As with the previous two points, I know of no article or case that fully explores this argument. Still, there is enough precedent for this argument in other free speech contexts that defense lawyers ought to raise it.
No. 91-108394-CZ (Mich. Ct. App. Apr. 10, 1995) (per curiam) (unpublished opinion).
458 U.S. 886, 915 (1982).
394 U.S. 576, 590 (1969).
Of course, in all lawsuits about conduct, words can be introduced as evidence of some element of the offense — for instance, of the defendant’s intention. Wisconsin v. Mitchell, 508 U.S. 476 (1993). Even clearly protected speech, such as praise of Nazism, could be introduced as evidence when the question is, for instance, whether a defendant in a treason case acted with the intention to help the Nazis. Haupt v. United States, 330 U.S. 631 (1947). Likewise, in a Claiborne Hardware-like case, a person’s speech could be used as evidence in deciding whether he was indeed the perpetrator of a specific violent assault, or whether his acts were intentional or not. But this does not mean that the words can themselves be made part of the offense, rather than introduced as evidence of some other conduct. Perhaps this is a thin line in some cases, but a line that the Court has always respected, and that the Court must respect.
Secretary of State of Maryland v. Joseph H. Munson Co., 467 U.S. 947, 957 (1984); Broadrick v. Oklahoma, 413 U.S. 601, 612 (1973); see also, e.g., Thornhill v. Alabama, 310 U.S. 88, 97-98 (1940).
467 U.S. 947, 955-57 (1984).
405 U.S. 438, 445 (1972). See also Barrows v. Jackson, 346 U.S. 249 (1953) (a seller of land may challenge a racially restrictive covenant on the grounds that enforcing the covenant violated the buyer’s equal protection rights).
429 U.S. 167, 175 (1976).
See, e.g., Vance v. Universal Amusement Co., 445 U.S. 308, 312 (1980).
53 Cal. Rptr. 2d 599 (App. May 21), review granted, 921 P.2d 602 (Cal. 1996).
See Gertz v. Robert Welch, Inc., 418 U.S. 323, 349-50 (1974) (punitive and presumed damages are impermissible in private-figure libel cases unless actual malice is shown). But see Dun & Bradstreet, Inc. v. Greenmoss Builders, Inc., 472 U.S. 749, 760 (1985) (generally allowing punitive damages and presumed damages in libel cases involving speech on a matter of purely private concern).
Florida Star v. B.J.F., 491 U.S. 524, 541 n.9 (1989).
Braun v. Soldier of Fortune Magazine, Inc., 968 F.2d 1110, 1119 n.7, 1121 n.13 (11th Cir. 1992).
See, e.g., Smith v. California, 361 U.S. 147 (1959) (strict criminal liability for sales of obsnce literature impermissible); Manal Enterprises, Inc. v. Day, 370 U.S. 478 (1962) (suggesting same for civil penalties); New York Times, Inc. v. Sullivan, 376 U.S. 254 (1964) (rejecting strict liability for libel cases); New York v. Ferber, 458 U.S. 747 (1982) (suggesting strict liability is impermissible in child pornography cases). But see Dun & Bradstreet, Inc. v. Greenmoss Builders, Inc., 472 U.S. 749 (1985) (seemingly leaving open possibility of strict liability in private-concern libel cases).

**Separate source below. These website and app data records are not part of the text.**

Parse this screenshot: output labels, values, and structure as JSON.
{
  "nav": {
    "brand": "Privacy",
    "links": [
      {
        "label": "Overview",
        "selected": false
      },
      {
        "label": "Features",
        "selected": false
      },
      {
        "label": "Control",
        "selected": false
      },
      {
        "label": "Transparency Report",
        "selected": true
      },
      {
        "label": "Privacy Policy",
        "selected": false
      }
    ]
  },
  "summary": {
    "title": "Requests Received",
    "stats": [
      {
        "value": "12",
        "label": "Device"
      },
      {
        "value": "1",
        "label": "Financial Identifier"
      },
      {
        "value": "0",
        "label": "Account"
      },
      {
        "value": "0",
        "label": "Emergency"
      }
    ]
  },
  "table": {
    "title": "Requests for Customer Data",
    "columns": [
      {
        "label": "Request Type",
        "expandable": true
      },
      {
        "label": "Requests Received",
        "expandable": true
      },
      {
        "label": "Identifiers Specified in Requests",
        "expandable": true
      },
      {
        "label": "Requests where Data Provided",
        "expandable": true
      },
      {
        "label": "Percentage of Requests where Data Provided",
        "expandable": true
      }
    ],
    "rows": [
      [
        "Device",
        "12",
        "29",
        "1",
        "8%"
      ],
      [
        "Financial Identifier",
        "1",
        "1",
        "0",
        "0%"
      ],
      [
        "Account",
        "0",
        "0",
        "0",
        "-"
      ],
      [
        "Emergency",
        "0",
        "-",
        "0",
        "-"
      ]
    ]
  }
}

E.g., 29 C.F.R. §§ 1604.11(c), 1606.8(c); Cal. Gov’t Code § 12940(h)(1); College-Town v. Massachusetts Comm’n Against Discrimination, 400 Mass. 156, 166, 508 N.E.2d 587, 593 (1987); Lehmann v. Toys ‘R’ Us, 132 N.J. 587, 617, 626 A.2d 445, 460 (1993); Hanlon v. Chambers, 195 W. Va. 99, 108, 464 S.E.2d 741, 750 (1995).
Rosenbloom v. Metromedia Inc., 403 U.S. 29, 51-52 (1971).
People v. Mitchell Bros.’ Santa Ana Theaer, 180 Cal. Rptr. 728 (Cal. Ct. App. 1982).